Question: An object with mass mTot =15 kg is sitting at rest. Suddenly it explodes into two pieces. One piece has a mass of m1 = 5000 g and moves off in the positive x-direction at v_1=7{m}{s^{-1}}. What is the final velocity of the other piece?

Answer:

Step 1 :

Draw the picture. Before the collision:

Fhsst expl17.png

After the collision:

Riaan Note: image on page 156 is missing

File:Fhsst expl18.png

Step 2 :

Convert all units into S.I. units:

\begin{matrix}m_{1} &=& 5000 \rm {\ g} \\m_{1} &=& 5 \rm {\ kg}\end{matrix}

Step 3 :

Now we know that in an explosion, total kinetic energy is not conserved. There is a definite change in shape of the exploding object! But we can always use momentum conservation to solve the problem. So:

\begin{matrix}\overrightarrow{p_{Before}} &=& \overrightarrow{p_{After}} \\\overrightarrow{p_{Before}} &=& \overrightarrow{p_{1}} + \overrightarrow{p_{2}}\end{matrix}

But the object was initially at rest so:

\begin{matrix}0 &=& \overrightarrow{p_{1}} + \overrightarrow{p_{2}}\\0 &=& m_{1}\overrightarrow{v_{1}} + m_{2}\overrightarrow{v_{2}} \rm {\qquad (\textbf{A})}\end{matrix}

Step 4 :

Now we know that m1= 5 kg but we do not know what the mass of m2 is. However, we do know that:

\begin{matrix}m_{Tot} &=& m_1+m_2 \\m_2 & =& m_{Tot} -m_1 \\&=&15 \rm {\ kg}-5 \rm {\ kg} \\&=&10 \rm {\ kg}\end{matrix}

Step 5 :

Now we can substitute all the values we know into equation (A) and solve for \overrightarrow{v_{2}}. Let's choose the positive x-direction to have a postive sign and the negative x-direction to have a negative sign:

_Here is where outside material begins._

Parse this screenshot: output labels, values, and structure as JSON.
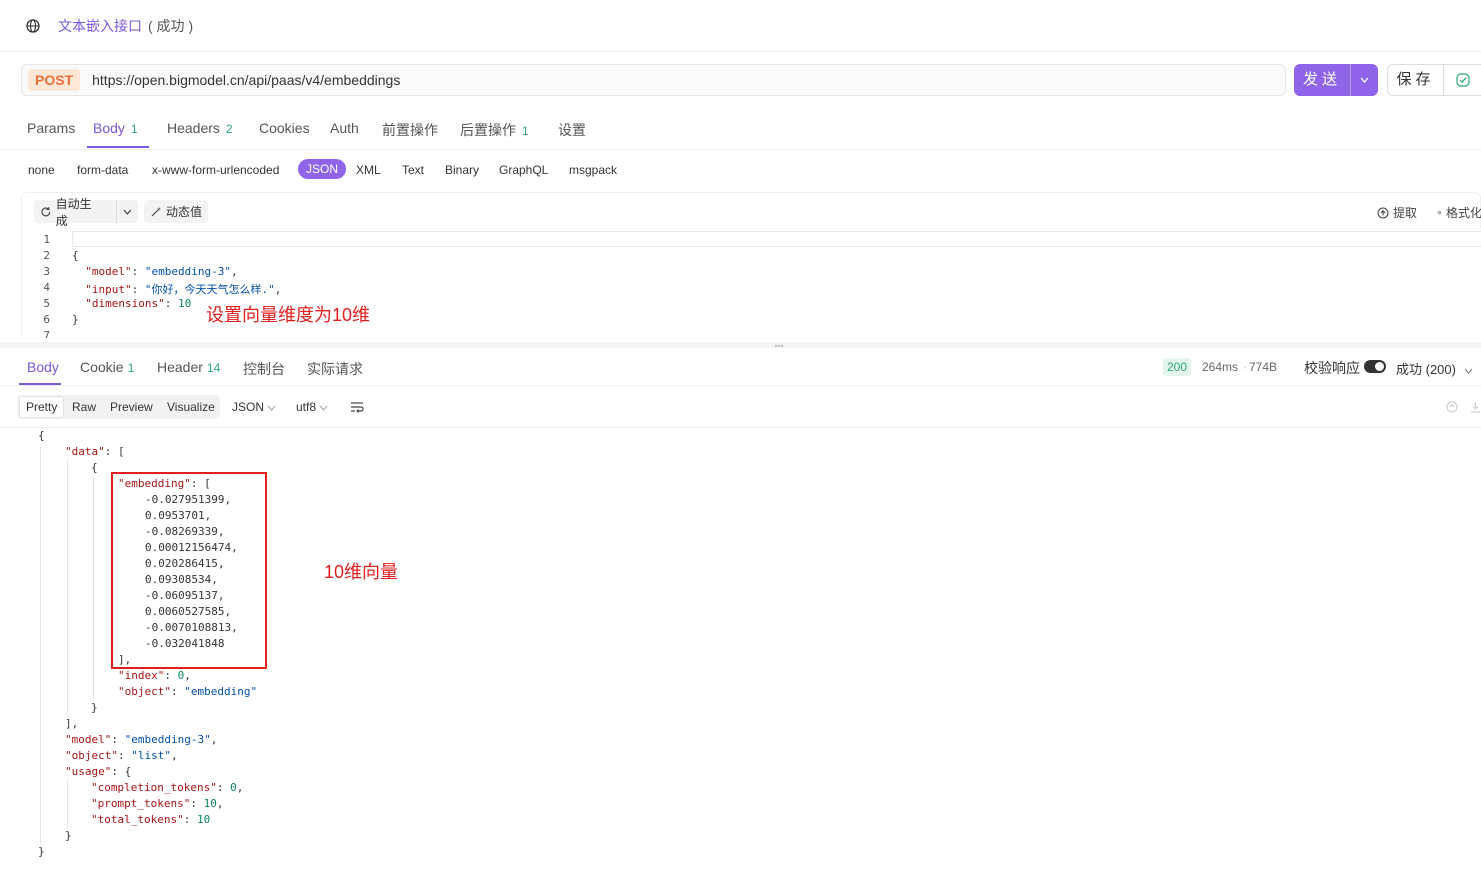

\begin{matrix}0 &=& m_{1}\overrightarrow{v_{1}} + m_{2}\overrightarrow{v_{2}} \rm {\qquad (\textbf{A})} \\0 &=& 5(7) + 10(\overrightarrow{v_{2}}) \\0 &=& 35 + 10(\overrightarrow{v_{2}}) \\10(\overrightarrow{v_{2}}) &=& -35 \\\overrightarrow{v_{2}} &=& -3.5 \rm {\ \mathrm{m.s^{-1}}}\end{matrix}

Therefore,

\begin{matrix}\overrightarrow{v_{2}} = \underline{3.5 \ \mathrm{m.s^{-1}}\rm {\ in \ the \ negative \ x-direction.} }\end{matrix}
Last modified on 19 November 2010, at 18:33